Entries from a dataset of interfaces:
★ ★ ★

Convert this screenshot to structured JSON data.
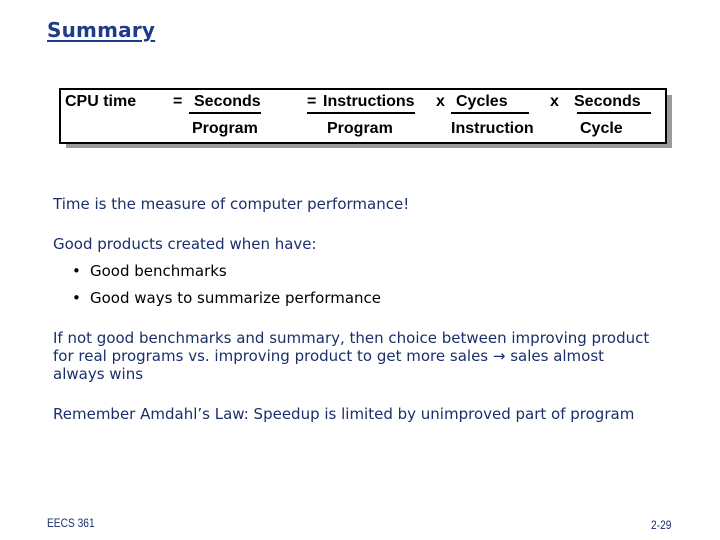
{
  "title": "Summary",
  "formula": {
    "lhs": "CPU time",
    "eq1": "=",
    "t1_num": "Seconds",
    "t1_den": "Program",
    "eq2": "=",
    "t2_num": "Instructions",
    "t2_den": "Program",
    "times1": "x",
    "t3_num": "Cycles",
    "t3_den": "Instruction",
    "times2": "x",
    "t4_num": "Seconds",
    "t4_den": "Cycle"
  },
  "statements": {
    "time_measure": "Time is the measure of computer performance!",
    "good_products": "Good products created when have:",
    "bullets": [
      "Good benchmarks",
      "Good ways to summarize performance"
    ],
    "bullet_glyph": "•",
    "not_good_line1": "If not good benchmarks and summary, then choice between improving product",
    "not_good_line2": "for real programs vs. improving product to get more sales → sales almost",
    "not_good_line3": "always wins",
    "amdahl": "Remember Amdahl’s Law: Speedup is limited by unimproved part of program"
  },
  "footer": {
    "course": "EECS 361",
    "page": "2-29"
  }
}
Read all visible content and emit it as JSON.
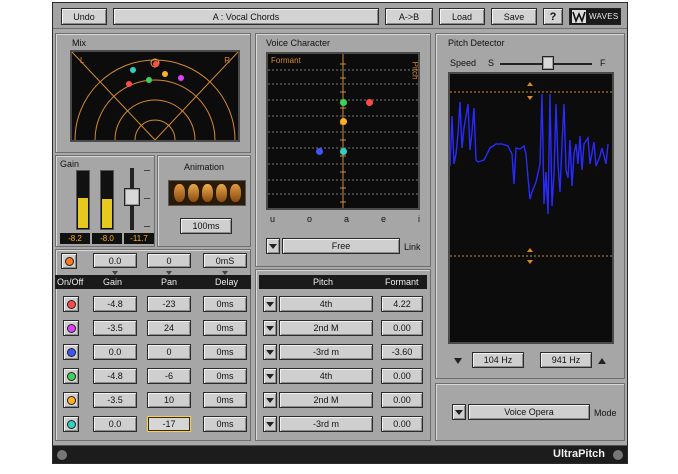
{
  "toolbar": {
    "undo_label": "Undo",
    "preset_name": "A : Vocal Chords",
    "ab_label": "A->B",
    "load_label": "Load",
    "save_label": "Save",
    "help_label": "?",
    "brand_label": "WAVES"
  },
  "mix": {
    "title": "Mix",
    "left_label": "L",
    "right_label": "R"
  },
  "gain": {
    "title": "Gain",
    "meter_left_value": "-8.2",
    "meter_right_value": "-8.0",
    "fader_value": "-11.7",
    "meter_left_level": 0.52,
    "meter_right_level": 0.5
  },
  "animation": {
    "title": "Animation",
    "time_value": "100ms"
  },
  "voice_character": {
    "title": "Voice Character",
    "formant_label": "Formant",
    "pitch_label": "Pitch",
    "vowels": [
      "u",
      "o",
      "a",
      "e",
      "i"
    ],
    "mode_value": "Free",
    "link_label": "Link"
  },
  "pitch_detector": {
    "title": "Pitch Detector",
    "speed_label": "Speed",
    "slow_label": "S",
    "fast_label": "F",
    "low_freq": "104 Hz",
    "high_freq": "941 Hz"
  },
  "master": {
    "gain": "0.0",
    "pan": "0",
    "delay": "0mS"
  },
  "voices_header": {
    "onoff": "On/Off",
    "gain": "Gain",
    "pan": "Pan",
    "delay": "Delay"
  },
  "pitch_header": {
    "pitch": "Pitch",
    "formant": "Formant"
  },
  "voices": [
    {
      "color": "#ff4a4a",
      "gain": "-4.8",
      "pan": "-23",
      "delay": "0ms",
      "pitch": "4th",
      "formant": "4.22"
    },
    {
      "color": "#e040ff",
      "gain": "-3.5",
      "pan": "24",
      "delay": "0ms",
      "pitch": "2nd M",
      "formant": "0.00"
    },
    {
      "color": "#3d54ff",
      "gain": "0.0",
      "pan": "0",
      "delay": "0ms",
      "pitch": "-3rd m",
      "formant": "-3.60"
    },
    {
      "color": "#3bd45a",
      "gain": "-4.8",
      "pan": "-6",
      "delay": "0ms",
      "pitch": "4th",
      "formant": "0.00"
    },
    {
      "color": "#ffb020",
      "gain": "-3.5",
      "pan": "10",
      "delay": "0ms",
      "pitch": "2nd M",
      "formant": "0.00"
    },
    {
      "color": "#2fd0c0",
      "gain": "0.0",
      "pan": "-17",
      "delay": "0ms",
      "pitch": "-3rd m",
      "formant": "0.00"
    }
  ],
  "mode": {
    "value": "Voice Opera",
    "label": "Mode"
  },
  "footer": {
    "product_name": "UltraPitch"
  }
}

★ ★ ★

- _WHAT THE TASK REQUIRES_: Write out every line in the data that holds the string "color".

- _RESULT OF THIS TASK_:
      "color": "#ff4a4a",
      "color": "#e040ff",
      "color": "#3d54ff",
      "color": "#3bd45a",
      "color": "#ffb020",
      "color": "#2fd0c0",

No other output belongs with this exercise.